As per the law, a "controlled subsidiary" is a legal entity in which the company can directly or indirectly exercise more than 50% of the voting rights at the shareholders' meeting or is authorized for the appointment or dismissal of more than half of the MD or Supervisory directors. A partnership wherein the company is a full partner also falls within the meaning of a subsidiary.
A "group company" is a partnership or legal entity that is part of a group of companies.
The main decisive factor in such consolidation is the (managerial) control over the entities, irrespective of the proportion of shares being held.
The financial data of a subsidiary or group company doesn’t need to be included in the consolidated financial statements if:
- The importance of such data is negligible in comparison to the group as a whole
- it is rather expensive or time-consuming to acquire financial information
- it is only held to alienate
There can be the omission of the consolidation if the subsidiary or group company is to be consolidated:
- Is able to satisfy the criteria for the description of a small company for Dutch Statutory purposes
- The company isn’t listed on a stock exchange
Other circumstances wherein the consolidation can be omitted are discussed below
- No written information has been received by the company regarding any objection against the non-consolidation within 6 months post the ending of FY by at least 1/10th of its members or by holders of at least 1/10th of its issued shares.
- The financial information which was required to be consolidated by the company is already included in the financial statements of its parent company.
- The preparation of these consolidated financial statements and the annual report is done as per the stipulations of the 7th EU Directive.
- The consolidated financial statements, the auditor's opinion and the annual report, insofar as these haven't been translated into Dutch, have been prepared or translated into German, French or English and are all in the same language.
- Within a period of 6 months of every balance sheet date or within 1 month of a permitted later publication, the translations or documents mentioned above have been filed at the offices of the trade register wherein the company is registered, or there has been the filing of a notice referring to the offices of the trade register where the same are available.
- Audit Requirements in the Netherlands
Only the medium and large companies and companies that apply IFRS should have their annual report audited by an independent, qualified and registered Dutch auditor. The appointment of the auditor is made by the general shareholders meeting, or in the occurrence of default, by the managing board or supervisory board
The audit report of the auditor must include the following points:
- Do the financial statements provide information as per the GAAP in the Netherlands and accurately represent the financial position and result for the financial year? The right judgement can be made as to the solvency and liquidity of the company;
- Does the management board's report meets the legal requirements; and
- Does adequate additional information have been provided?

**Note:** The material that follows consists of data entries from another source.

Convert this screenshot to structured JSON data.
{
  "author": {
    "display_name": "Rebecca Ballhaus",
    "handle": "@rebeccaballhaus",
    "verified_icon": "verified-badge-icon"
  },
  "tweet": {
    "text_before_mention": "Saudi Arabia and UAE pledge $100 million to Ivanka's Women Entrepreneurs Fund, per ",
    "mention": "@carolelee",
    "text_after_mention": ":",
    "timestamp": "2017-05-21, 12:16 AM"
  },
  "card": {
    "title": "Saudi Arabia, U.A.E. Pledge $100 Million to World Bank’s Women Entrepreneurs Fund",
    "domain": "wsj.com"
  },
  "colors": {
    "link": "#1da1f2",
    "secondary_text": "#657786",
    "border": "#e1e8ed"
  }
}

The auditor reports to the managing and supervisory boards. Prior to the determination or approval of the financial statements, the competent body should have taken notice of the auditor's report. A Dutch company may opt for a voluntary audit if the audit is not obligatory.